• _WHAT IS NEEDED_:
An exact copy of all the data is the required output.
↓↓↓
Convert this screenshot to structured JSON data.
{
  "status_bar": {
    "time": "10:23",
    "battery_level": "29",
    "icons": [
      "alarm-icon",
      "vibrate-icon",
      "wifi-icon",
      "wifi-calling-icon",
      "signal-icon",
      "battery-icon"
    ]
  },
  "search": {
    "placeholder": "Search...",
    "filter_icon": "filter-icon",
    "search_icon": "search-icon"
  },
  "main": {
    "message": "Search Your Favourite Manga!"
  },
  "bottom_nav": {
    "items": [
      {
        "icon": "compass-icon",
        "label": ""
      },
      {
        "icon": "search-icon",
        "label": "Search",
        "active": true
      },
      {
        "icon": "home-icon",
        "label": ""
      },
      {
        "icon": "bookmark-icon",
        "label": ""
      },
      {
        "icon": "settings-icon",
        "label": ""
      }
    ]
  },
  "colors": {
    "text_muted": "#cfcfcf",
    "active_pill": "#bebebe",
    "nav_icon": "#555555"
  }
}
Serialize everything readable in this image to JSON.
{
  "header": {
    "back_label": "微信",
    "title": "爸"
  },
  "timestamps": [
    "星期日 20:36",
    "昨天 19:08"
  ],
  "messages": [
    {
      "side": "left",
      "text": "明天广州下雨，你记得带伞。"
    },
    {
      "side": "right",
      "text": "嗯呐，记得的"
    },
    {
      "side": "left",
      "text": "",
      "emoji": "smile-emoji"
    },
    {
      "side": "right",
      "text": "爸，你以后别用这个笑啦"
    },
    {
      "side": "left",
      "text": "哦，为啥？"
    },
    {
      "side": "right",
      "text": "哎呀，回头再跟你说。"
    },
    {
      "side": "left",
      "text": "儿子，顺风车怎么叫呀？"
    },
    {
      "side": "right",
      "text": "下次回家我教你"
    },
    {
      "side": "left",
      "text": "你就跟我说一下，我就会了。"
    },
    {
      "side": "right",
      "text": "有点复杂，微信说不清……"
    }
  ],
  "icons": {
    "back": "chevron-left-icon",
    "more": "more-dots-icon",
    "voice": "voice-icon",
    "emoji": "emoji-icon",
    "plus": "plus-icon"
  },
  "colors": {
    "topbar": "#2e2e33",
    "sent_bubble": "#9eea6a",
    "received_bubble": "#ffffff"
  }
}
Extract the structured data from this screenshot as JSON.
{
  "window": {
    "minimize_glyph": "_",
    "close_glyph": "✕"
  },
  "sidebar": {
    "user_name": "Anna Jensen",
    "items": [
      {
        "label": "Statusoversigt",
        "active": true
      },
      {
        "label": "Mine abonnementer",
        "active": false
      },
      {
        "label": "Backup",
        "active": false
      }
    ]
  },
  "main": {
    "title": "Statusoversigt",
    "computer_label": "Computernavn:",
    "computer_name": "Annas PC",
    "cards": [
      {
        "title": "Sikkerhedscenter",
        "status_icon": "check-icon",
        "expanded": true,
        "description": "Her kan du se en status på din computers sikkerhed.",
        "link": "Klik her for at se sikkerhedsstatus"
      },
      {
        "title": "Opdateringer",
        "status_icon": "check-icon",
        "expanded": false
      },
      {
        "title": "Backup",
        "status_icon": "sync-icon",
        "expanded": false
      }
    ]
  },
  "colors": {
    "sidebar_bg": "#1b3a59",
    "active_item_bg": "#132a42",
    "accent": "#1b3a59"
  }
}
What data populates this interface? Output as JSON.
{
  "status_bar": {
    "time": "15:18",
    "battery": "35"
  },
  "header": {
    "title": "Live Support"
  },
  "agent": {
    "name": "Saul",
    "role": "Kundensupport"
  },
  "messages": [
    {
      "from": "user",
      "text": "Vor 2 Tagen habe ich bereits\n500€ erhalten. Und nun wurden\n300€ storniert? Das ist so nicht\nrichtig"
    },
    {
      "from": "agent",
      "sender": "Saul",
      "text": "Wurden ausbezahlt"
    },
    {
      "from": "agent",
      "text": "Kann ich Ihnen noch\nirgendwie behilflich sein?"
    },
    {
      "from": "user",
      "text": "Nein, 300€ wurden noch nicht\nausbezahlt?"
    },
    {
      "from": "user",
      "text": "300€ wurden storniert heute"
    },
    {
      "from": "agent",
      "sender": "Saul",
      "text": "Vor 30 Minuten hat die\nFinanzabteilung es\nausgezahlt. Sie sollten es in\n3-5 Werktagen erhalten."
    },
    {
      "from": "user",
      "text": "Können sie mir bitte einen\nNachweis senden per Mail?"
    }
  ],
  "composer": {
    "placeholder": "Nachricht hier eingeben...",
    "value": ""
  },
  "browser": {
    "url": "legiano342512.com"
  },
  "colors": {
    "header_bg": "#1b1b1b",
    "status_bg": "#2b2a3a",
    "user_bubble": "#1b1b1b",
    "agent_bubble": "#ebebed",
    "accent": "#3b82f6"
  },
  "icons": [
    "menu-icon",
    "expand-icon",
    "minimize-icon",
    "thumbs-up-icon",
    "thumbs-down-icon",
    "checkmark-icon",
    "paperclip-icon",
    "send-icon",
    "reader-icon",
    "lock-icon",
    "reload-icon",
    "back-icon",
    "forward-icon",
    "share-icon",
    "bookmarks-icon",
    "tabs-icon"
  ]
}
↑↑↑
• _ANSWER BOX_:
Convert this screenshot to structured JSON data.
{
  "status_bar": {
    "time": "10:23",
    "battery_level": "29",
    "icons": [
      "alarm-icon",
      "vibrate-icon",
      "wifi-icon",
      "wifi-calling-icon",
      "signal-icon",
      "battery-icon"
    ]
  },
  "search": {
    "placeholder": "Search...",
    "filter_icon": "filter-icon",
    "search_icon": "search-icon"
  },
  "main": {
    "message": "Search Your Favourite Manga!"
  },
  "bottom_nav": {
    "items": [
      {
        "icon": "compass-icon",
        "label": ""
      },
      {
        "icon": "search-icon",
        "label": "Search",
        "active": true
      },
      {
        "icon": "home-icon",
        "label": ""
      },
      {
        "icon": "bookmark-icon",
        "label": ""
      },
      {
        "icon": "settings-icon",
        "label": ""
      }
    ]
  },
  "colors": {
    "text_muted": "#cfcfcf",
    "active_pill": "#bebebe",
    "nav_icon": "#555555"
  }
}
Serialize everything readable in this image to JSON.
{
  "header": {
    "back_label": "微信",
    "title": "爸"
  },
  "timestamps": [
    "星期日 20:36",
    "昨天 19:08"
  ],
  "messages": [
    {
      "side": "left",
      "text": "明天广州下雨，你记得带伞。"
    },
    {
      "side": "right",
      "text": "嗯呐，记得的"
    },
    {
      "side": "left",
      "text": "",
      "emoji": "smile-emoji"
    },
    {
      "side": "right",
      "text": "爸，你以后别用这个笑啦"
    },
    {
      "side": "left",
      "text": "哦，为啥？"
    },
    {
      "side": "right",
      "text": "哎呀，回头再跟你说。"
    },
    {
      "side": "left",
      "text": "儿子，顺风车怎么叫呀？"
    },
    {
      "side": "right",
      "text": "下次回家我教你"
    },
    {
      "side": "left",
      "text": "你就跟我说一下，我就会了。"
    },
    {
      "side": "right",
      "text": "有点复杂，微信说不清……"
    }
  ],
  "icons": {
    "back": "chevron-left-icon",
    "more": "more-dots-icon",
    "voice": "voice-icon",
    "emoji": "emoji-icon",
    "plus": "plus-icon"
  },
  "colors": {
    "topbar": "#2e2e33",
    "sent_bubble": "#9eea6a",
    "received_bubble": "#ffffff"
  }
}
Extract the structured data from this screenshot as JSON.
{
  "window": {
    "minimize_glyph": "_",
    "close_glyph": "✕"
  },
  "sidebar": {
    "user_name": "Anna Jensen",
    "items": [
      {
        "label": "Statusoversigt",
        "active": true
      },
      {
        "label": "Mine abonnementer",
        "active": false
      },
      {
        "label": "Backup",
        "active": false
      }
    ]
  },
  "main": {
    "title": "Statusoversigt",
    "computer_label": "Computernavn:",
    "computer_name": "Annas PC",
    "cards": [
      {
        "title": "Sikkerhedscenter",
        "status_icon": "check-icon",
        "expanded": true,
        "description": "Her kan du se en status på din computers sikkerhed.",
        "link": "Klik her for at se sikkerhedsstatus"
      },
      {
        "title": "Opdateringer",
        "status_icon": "check-icon",
        "expanded": false
      },
      {
        "title": "Backup",
        "status_icon": "sync-icon",
        "expanded": false
      }
    ]
  },
  "colors": {
    "sidebar_bg": "#1b3a59",
    "active_item_bg": "#132a42",
    "accent": "#1b3a59"
  }
}
What data populates this interface? Output as JSON.
{
  "status_bar": {
    "time": "15:18",
    "battery": "35"
  },
  "header": {
    "title": "Live Support"
  },
  "agent": {
    "name": "Saul",
    "role": "Kundensupport"
  },
  "messages": [
    {
      "from": "user",
      "text": "Vor 2 Tagen habe ich bereits\n500€ erhalten. Und nun wurden\n300€ storniert? Das ist so nicht\nrichtig"
    },
    {
      "from": "agent",
      "sender": "Saul",
      "text": "Wurden ausbezahlt"
    },
    {
      "from": "agent",
      "text": "Kann ich Ihnen noch\nirgendwie behilflich sein?"
    },
    {
      "from": "user",
      "text": "Nein, 300€ wurden noch nicht\nausbezahlt?"
    },
    {
      "from": "user",
      "text": "300€ wurden storniert heute"
    },
    {
      "from": "agent",
      "sender": "Saul",
      "text": "Vor 30 Minuten hat die\nFinanzabteilung es\nausgezahlt. Sie sollten es in\n3-5 Werktagen erhalten."
    },
    {
      "from": "user",
      "text": "Können sie mir bitte einen\nNachweis senden per Mail?"
    }
  ],
  "composer": {
    "placeholder": "Nachricht hier eingeben...",
    "value": ""
  },
  "browser": {
    "url": "legiano342512.com"
  },
  "colors": {
    "header_bg": "#1b1b1b",
    "status_bg": "#2b2a3a",
    "user_bubble": "#1b1b1b",
    "agent_bubble": "#ebebed",
    "accent": "#3b82f6"
  },
  "icons": [
    "menu-icon",
    "expand-icon",
    "minimize-icon",
    "thumbs-up-icon",
    "thumbs-down-icon",
    "checkmark-icon",
    "paperclip-icon",
    "send-icon",
    "reader-icon",
    "lock-icon",
    "reload-icon",
    "back-icon",
    "forward-icon",
    "share-icon",
    "bookmarks-icon",
    "tabs-icon"
  ]
}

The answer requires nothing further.